Exercise brief:
Say how many lines below have "name" in them, giving the number alone.

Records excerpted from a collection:
____

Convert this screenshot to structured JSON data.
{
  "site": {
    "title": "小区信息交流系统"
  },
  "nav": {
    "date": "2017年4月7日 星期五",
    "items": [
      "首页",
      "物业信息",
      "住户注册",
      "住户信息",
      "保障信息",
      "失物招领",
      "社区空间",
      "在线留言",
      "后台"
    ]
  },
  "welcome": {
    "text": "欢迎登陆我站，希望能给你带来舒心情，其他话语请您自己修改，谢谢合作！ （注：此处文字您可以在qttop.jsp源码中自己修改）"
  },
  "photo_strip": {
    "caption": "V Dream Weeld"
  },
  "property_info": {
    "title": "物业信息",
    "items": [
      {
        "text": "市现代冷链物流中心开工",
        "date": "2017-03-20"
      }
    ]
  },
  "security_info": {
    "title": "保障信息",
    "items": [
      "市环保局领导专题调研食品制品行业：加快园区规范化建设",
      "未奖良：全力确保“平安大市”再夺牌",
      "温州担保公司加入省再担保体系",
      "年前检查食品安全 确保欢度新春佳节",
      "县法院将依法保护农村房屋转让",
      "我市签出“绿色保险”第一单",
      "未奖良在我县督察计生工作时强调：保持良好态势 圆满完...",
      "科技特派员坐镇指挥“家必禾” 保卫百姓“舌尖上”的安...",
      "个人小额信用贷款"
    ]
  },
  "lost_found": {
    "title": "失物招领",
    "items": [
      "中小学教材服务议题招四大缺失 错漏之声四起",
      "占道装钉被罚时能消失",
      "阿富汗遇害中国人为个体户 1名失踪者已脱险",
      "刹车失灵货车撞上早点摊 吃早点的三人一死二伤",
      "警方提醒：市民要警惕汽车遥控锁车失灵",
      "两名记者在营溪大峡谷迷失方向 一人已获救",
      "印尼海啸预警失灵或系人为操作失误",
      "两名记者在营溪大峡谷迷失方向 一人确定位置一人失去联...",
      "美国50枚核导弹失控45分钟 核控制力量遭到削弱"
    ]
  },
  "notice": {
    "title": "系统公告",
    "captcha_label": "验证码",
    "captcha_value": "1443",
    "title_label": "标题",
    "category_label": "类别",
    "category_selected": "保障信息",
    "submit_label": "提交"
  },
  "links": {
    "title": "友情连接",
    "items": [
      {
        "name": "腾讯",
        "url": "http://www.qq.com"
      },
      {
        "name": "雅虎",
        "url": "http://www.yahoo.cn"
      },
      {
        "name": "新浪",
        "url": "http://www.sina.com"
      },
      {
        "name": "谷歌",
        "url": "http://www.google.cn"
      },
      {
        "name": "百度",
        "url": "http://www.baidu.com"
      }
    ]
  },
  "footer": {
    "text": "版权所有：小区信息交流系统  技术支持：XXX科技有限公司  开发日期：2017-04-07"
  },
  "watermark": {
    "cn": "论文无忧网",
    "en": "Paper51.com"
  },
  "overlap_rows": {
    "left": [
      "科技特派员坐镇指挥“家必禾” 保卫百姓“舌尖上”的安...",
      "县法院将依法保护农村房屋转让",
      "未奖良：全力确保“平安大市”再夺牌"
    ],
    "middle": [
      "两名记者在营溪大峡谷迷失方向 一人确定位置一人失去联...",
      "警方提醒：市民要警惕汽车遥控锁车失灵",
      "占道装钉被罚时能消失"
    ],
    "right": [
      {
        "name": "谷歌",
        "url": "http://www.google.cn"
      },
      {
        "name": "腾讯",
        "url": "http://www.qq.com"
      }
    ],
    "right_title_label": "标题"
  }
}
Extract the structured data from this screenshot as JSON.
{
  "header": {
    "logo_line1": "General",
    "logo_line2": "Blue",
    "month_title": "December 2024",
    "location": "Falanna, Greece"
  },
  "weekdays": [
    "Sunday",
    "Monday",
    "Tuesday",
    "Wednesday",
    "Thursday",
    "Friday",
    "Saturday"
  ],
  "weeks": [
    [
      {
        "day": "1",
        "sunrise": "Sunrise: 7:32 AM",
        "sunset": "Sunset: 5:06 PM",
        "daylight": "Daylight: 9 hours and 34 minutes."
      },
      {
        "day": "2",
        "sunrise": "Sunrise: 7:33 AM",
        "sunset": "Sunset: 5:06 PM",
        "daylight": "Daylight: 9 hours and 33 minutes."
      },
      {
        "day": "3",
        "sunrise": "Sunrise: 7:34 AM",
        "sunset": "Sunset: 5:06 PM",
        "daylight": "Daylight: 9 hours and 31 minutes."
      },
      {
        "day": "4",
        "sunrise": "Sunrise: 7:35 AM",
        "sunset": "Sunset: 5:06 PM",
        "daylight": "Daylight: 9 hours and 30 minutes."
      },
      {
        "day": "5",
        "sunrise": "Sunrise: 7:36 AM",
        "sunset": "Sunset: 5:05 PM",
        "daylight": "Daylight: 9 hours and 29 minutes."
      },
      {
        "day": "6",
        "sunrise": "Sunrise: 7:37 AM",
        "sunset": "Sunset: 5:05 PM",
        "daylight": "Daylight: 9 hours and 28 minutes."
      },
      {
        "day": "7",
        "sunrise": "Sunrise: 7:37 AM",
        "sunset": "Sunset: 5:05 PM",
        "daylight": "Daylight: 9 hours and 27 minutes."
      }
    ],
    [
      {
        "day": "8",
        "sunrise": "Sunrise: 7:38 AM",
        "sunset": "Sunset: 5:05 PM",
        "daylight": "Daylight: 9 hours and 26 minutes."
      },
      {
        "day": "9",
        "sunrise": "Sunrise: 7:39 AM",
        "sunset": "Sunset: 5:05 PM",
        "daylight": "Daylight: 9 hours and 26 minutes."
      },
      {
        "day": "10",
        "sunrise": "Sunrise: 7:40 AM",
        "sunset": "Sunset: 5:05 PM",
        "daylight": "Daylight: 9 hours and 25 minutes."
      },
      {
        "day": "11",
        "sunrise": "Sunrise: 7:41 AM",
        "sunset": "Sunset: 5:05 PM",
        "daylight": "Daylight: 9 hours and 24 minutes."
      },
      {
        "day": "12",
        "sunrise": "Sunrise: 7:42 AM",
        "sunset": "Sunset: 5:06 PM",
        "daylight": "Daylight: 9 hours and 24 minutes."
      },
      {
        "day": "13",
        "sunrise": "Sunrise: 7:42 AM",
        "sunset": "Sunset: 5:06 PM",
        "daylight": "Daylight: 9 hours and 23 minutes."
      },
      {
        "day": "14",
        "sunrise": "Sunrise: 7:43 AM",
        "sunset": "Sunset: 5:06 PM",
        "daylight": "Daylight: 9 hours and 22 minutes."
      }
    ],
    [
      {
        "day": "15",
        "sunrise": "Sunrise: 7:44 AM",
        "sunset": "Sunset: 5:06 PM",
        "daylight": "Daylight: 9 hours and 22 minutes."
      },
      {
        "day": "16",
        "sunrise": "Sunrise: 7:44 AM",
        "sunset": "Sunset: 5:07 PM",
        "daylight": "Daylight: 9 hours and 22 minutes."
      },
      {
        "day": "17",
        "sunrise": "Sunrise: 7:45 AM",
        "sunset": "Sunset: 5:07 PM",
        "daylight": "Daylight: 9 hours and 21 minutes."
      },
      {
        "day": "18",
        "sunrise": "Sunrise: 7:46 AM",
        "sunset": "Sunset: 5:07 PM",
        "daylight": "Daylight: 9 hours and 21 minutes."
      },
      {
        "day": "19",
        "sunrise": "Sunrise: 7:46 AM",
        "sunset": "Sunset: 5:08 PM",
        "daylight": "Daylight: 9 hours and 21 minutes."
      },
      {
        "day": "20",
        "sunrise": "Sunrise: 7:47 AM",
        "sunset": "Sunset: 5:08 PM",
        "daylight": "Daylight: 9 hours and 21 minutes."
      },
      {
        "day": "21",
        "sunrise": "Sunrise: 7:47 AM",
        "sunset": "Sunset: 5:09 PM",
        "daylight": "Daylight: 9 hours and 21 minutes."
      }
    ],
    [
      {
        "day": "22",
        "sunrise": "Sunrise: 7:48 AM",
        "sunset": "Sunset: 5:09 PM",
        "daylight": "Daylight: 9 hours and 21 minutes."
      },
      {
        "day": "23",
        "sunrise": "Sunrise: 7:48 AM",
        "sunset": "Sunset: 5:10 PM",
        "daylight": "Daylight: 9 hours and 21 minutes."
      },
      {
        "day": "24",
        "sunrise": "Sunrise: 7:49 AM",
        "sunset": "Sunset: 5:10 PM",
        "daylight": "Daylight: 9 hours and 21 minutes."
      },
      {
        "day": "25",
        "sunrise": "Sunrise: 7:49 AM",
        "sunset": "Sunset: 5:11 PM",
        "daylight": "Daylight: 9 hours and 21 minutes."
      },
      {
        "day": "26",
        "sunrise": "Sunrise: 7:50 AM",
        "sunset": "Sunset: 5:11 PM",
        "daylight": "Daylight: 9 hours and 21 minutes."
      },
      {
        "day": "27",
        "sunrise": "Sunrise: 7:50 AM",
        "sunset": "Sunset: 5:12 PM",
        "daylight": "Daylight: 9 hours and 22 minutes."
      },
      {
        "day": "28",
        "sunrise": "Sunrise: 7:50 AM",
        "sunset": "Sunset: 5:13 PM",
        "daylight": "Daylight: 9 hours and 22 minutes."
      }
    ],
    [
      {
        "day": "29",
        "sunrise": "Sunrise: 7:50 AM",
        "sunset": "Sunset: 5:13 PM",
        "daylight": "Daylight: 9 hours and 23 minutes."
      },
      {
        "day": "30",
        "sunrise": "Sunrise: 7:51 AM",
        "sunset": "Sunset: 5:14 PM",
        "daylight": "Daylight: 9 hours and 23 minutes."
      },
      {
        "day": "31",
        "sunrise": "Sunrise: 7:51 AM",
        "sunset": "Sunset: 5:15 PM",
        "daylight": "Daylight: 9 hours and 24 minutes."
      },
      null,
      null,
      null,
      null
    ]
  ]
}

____

Your solution:
7